BEAUMONT, Texas — Family and friends of people who have died due to crime, came together to honor the memory of loved ones.
The 29th annual Crime Victims' Candlelight Vigil took place at the Jefferson County Courthouse.
Everyone in attendance Thursday had a different story, but yet all shared one thing in common.
No one ever expects to lose a loved one to crime.
For Wanda Grimes, her tragedy turned into a historic change in the law.
She spoke in front of a crowd to share one message.
"You can make a difference, you really can," says Grimes. "If you know something is wrong, share it with somebody."
Grimes lost her son Jeramy, 20, to an alcohol-related car crash along I-10 in 1992.
She realized despite the state of Louisiana making it illegal to purchase alcohol under the age of 21, you could grab it at a local bar because that law didn't equate to selling it.
The same year Jeramy died, more than 60 others died as well in crashes involving alcohol, along one stretch of I-10 near the Louisiana border.
Seven years after her son was killed, she managed to change the law with help from local officials.
Grimes says "I had not had a normal since he died because I has spent all my time working...I was ready to get back into my world."
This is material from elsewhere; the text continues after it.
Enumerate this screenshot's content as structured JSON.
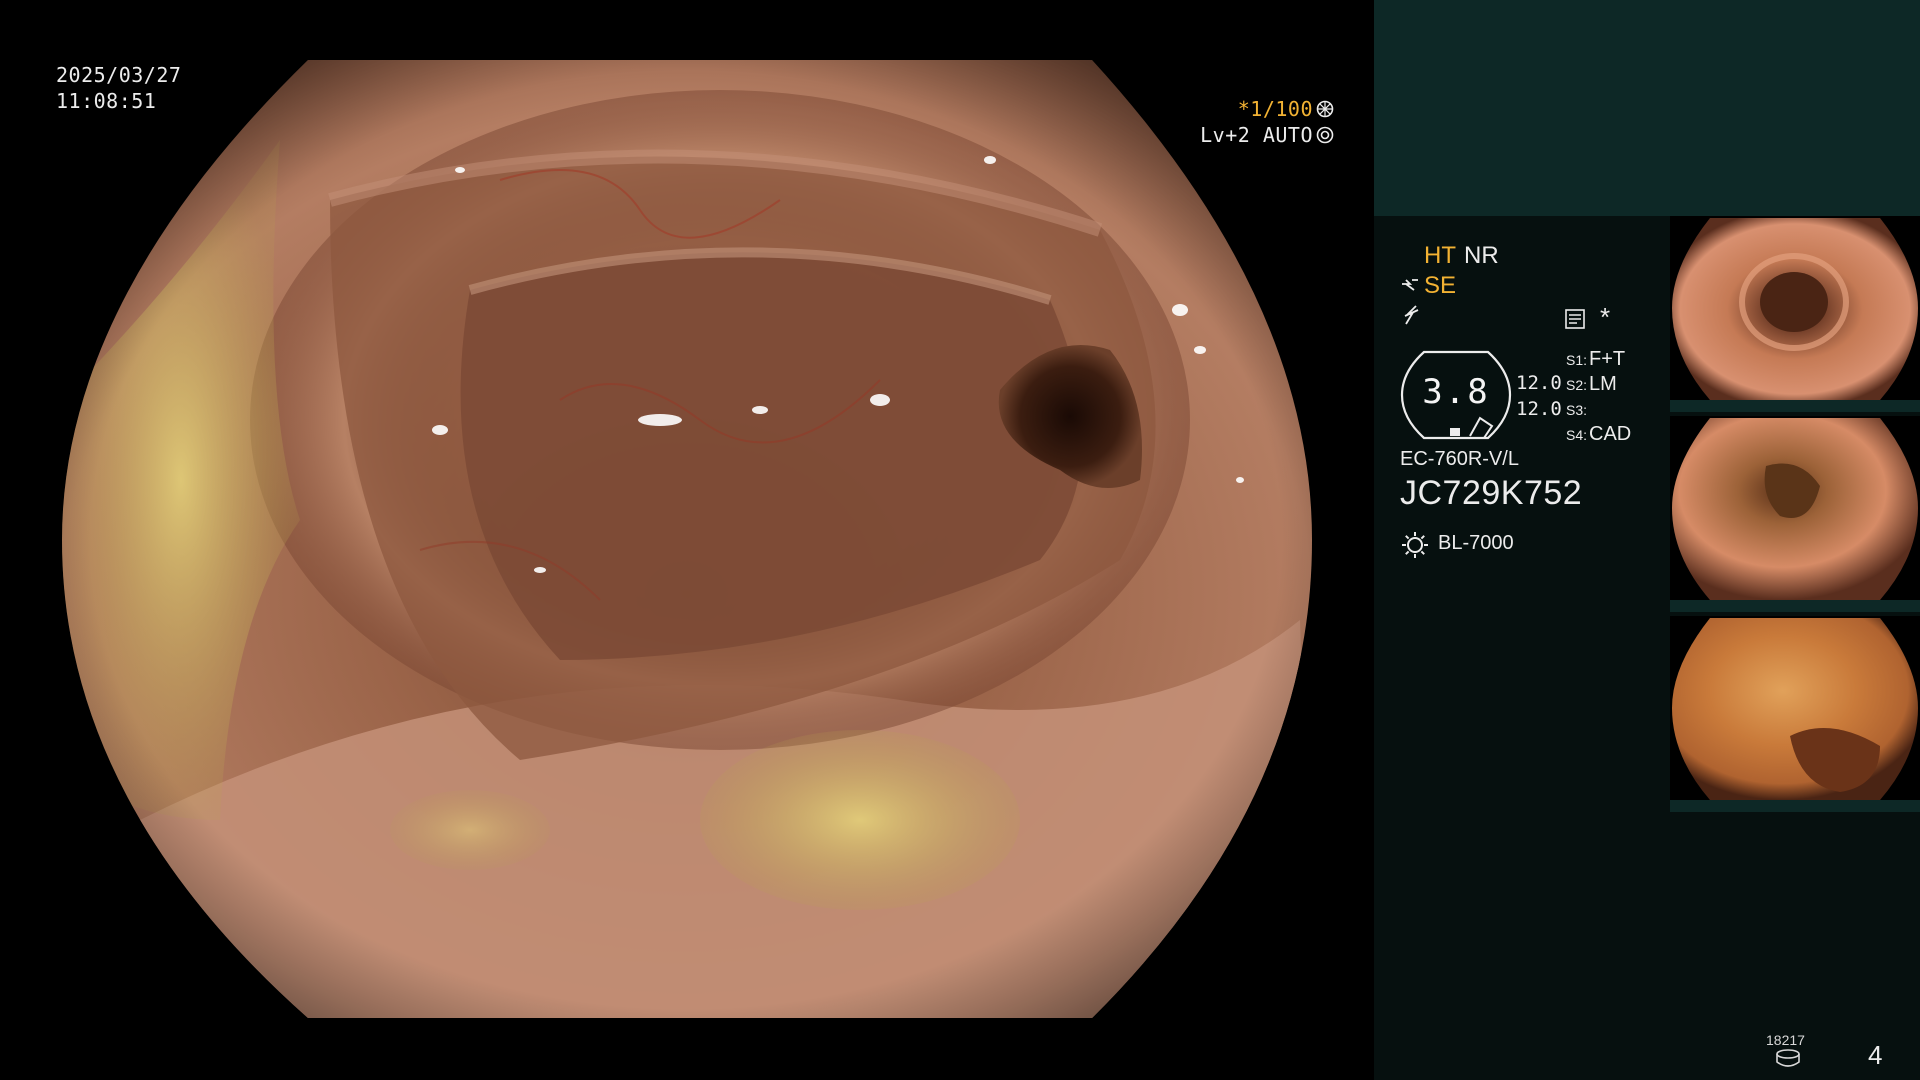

She was the keynote speaker at the candlelight vigil.
Each colored candle represented a different crime that ended with a life lost.
"To me, this is just really good for all of these people to get together and know that they're not alone," says Cindi Hebert. "That's the main thing, they're not alone and everybody supports them."
The Heberts lost their son Bryan in 2011, who was an officer for the Beaumont Police Department.
"It's something you'll never get over, losing your child," says Bryan's father Glenn Hebert. "But it brings back memories, good memories and you can't dwell on it but you learn to live with it."
This event is held every year, but organizers want others affected by crime to seek help if they want it.
Misty Craver, the program director for the Jefferson County Victims' Assistance Center says "We need new victims of crime to tell us what they need too, we want to know them and be able to connect them with services in the area."
The organization helps provide support for the families of people who died as a result of alcohol-related crimes while also assisting them in the judicial process.
Bell-Schexnaider lost her husband while he was working in the yard, when she says a repeat offender ran him over in front of his kids.
She adds he drove with a BAC of three times the legal limit, but only received probation.
Bell-Schexnaider encourages everyone to stand up together and seek justice for victims of crime.
The candlelight vigil is part of Jefferson County's Crime Victims' Rights week, which runs from April 7 to April 13.